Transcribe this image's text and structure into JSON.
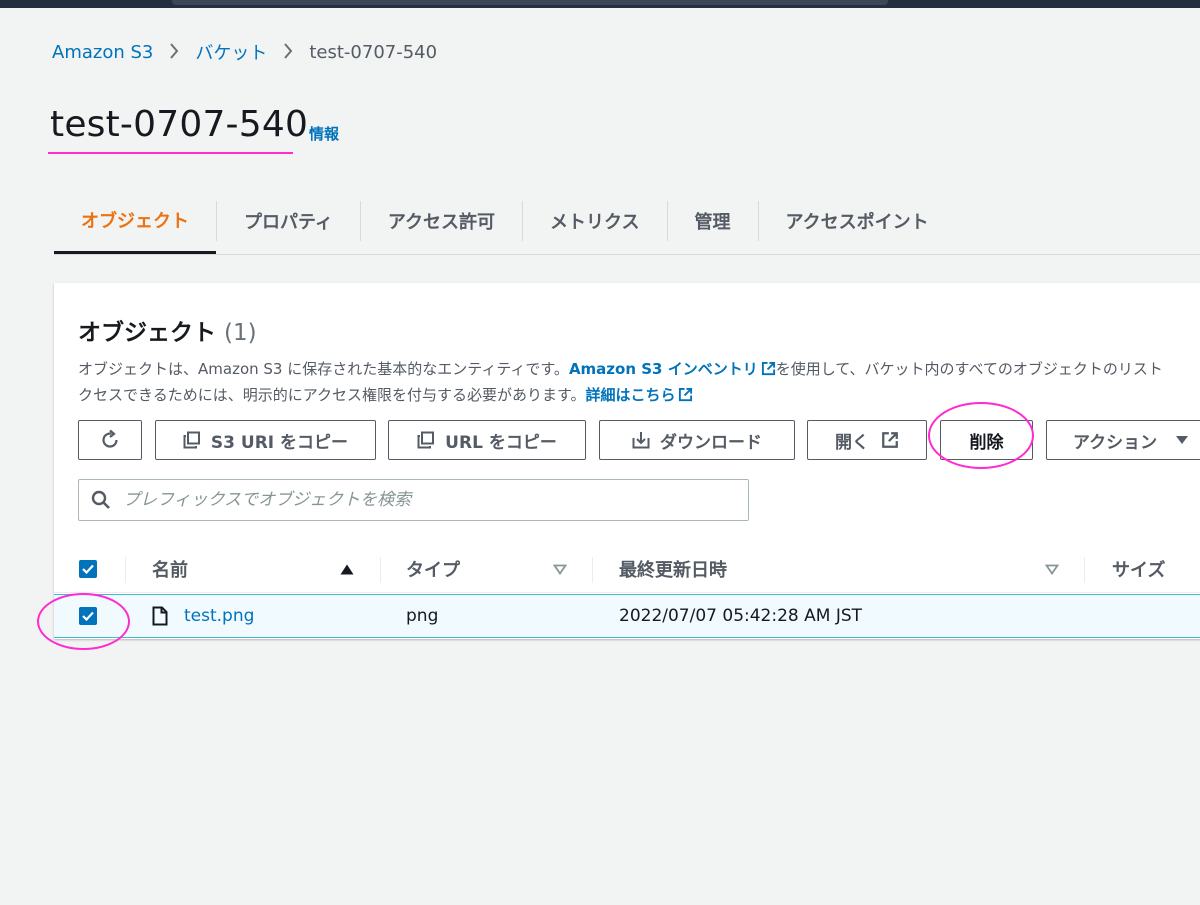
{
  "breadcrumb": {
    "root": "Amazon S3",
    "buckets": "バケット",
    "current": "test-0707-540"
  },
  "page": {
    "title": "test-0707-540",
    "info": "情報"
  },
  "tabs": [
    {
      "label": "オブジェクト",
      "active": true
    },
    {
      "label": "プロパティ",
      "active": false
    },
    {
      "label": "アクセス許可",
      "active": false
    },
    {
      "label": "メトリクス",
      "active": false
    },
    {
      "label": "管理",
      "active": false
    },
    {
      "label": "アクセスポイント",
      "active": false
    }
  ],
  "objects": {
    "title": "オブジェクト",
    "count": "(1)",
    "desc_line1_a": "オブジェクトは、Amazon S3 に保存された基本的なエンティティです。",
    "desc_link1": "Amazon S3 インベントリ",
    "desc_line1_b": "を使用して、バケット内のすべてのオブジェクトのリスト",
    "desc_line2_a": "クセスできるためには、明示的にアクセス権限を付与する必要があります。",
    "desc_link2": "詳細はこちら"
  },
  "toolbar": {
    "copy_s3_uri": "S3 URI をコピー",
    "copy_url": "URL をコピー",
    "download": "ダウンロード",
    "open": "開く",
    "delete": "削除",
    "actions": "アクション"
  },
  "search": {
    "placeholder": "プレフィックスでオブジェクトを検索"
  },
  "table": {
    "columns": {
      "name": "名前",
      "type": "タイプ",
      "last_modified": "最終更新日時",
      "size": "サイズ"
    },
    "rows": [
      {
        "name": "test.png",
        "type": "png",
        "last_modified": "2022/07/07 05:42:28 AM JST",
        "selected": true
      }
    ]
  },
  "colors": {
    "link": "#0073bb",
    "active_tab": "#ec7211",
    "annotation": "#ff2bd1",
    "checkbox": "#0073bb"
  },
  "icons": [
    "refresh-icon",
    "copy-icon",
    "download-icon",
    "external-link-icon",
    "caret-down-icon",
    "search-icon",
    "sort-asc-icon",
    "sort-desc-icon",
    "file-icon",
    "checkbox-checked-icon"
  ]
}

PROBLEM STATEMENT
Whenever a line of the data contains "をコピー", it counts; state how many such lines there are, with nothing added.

RESPONSE AREA
2